Some people think that LinkedIn is not all that helpful, but that’s because they post their resume and then leave it – expecting new clients and current customers to find them and connect. Like all marketing, it’s not that easy.
Think of your LinkedIn profile as your business card. With a business card you probably took some time designing it, maybe even hiring a designer to help with choosing the right style, the information that should be on it, the type style, glossy or matte, and the texture of the paper. Then came the printing – proofs, corrections, and finally the box of 1000 new business cards sitting on your desk. The perfect representation of your company, your brand, just waiting to be used.
It’s at this point that many people stop and the beautiful, crisp business cards go stale in the box, little more than a paperweight.
For the few, the business cards are used: handed out during business networking meetings, in-person one-on-one meetings, sent with contracts or Thank You cards. Before you know it, it’s time to reorder.
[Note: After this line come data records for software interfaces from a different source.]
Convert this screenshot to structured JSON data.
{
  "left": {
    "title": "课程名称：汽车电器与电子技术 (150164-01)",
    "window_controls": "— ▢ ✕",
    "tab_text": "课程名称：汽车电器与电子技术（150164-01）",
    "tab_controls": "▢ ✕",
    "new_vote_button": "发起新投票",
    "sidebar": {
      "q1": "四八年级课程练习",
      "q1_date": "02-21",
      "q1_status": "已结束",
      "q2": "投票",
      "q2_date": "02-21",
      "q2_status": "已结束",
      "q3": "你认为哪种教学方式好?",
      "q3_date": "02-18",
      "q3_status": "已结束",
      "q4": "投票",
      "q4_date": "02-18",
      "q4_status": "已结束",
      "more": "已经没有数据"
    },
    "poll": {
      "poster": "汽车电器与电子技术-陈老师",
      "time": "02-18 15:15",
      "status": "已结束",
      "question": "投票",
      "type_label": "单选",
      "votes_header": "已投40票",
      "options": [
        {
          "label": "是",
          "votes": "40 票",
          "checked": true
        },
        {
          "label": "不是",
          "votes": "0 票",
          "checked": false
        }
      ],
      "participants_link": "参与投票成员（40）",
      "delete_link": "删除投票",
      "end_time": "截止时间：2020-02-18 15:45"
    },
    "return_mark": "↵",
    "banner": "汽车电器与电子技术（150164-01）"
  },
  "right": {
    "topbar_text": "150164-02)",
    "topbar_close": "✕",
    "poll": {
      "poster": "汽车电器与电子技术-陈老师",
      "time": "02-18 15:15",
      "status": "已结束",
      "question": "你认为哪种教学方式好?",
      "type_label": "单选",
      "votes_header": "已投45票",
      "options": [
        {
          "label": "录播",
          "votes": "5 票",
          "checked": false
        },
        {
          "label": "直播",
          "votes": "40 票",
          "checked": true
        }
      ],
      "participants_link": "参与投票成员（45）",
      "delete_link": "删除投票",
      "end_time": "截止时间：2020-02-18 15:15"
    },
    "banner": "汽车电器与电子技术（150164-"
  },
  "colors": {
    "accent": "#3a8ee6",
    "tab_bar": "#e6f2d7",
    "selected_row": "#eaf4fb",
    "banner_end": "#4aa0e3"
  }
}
The same is true for LinkedIn. You can take the time to fill out all the fields, add your photo, receive a few testimonials and watch as the little green bar on the ‘Complete Profile’ indicator goes from 30% to 100%. Although it’s true that a complete LinkedIn profile is 44 times more likely to show up in the People Search results in LinkedIn, it’s not where you’re supposed to stop. Here are some ways you can better use LinkedIn.
Let’s go back to the profile. Your LinkedIn profile has the opportunity to show up in the thousands of ‘People’ searches done on LinkedIn every day. How do you get in-front of these possible prospects? Use keywords that people when searching for your service and/or product. If you’re an insurance agent, you may want to use ‘auto insurance’, ‘homeowners insurance’, ‘business insurance’ as well as the locations that you serve. But, don’t stop there. Consider your brand – what makes you different from your competition? Why would a prospective customer choose you over another insurance company? What do you love about your work? Don’t make it stale and generic – show your personality.
Groups are a great way for you to network and get your voice out there. Just like in a real networking situation, you may want to see how the tone of the group is first before you jump in and start posting. Many groups do not allow for self promotion, so be wary of that and try to keep to honest discussions of interest.
I always liked the gold stars in class, and LinkedIn developers must have, too. When you answer a question in the “Answers” area in LinkedIn, and the person that asked the question ‘votes’ that yours was the best, you get a green star next to your name stating that you’re an ‘expert’ in the field. This is great for your search results in LinkedIn, and makes you instantly seem more credible and professional than your non-star competitors. Plus, the “Answers” area is searchable through Google, so you have an even wider audience that you could be connecting with because of your activity online.
It’s important to update on a regular basis, especially now with the new ‘search’ function (see video below for explanation). When you ‘update’ your contacts on what’s new with you, they see it in their stream when they first log-in, they view it when they go to their groups (members’ updates are on the side-bar), and when they receive their daily or weekly ‘Contact Updates’ email. If you want to stay in-front of current and prospective clients, as well as possible referral sources, then be sure to update often.
If your prospects are searching on LinkedIn for your business, then why not put them at ease that you do everything you promise by having recommendations right there on your profile. Plus, recommendations are a great way to ‘toot your own horn’ without doing it yourself. However, don’t send the recommendation request to all of your connections,instead send it to people you’ve actually done business with. Be sure to return the favor, too, and send recommendations to those that you do business with.
Although LinkedIn officially states that you only connect with people you know well personally, I recommend that you connect with people you want to know on a more personal/professional basis – without spamming. If you abuse a new connection – like sending constant, unsolicited emails – then you may get kicked-off of LinkedIn. Focus on cultivating your connections by introducing yourself, finding out more about them, and even calling or meeting the connection in person. (Want to find out how all your connections know each other? Get a visual reference of your network with http://inmaps.linkedinlabs.com. Video below explains)
My best recommendation, though, is to just get started, and don’t stop. Take the commitment to be more active online, and then work it actively – not passively. If you have questions about your online presence, be sure to contact us.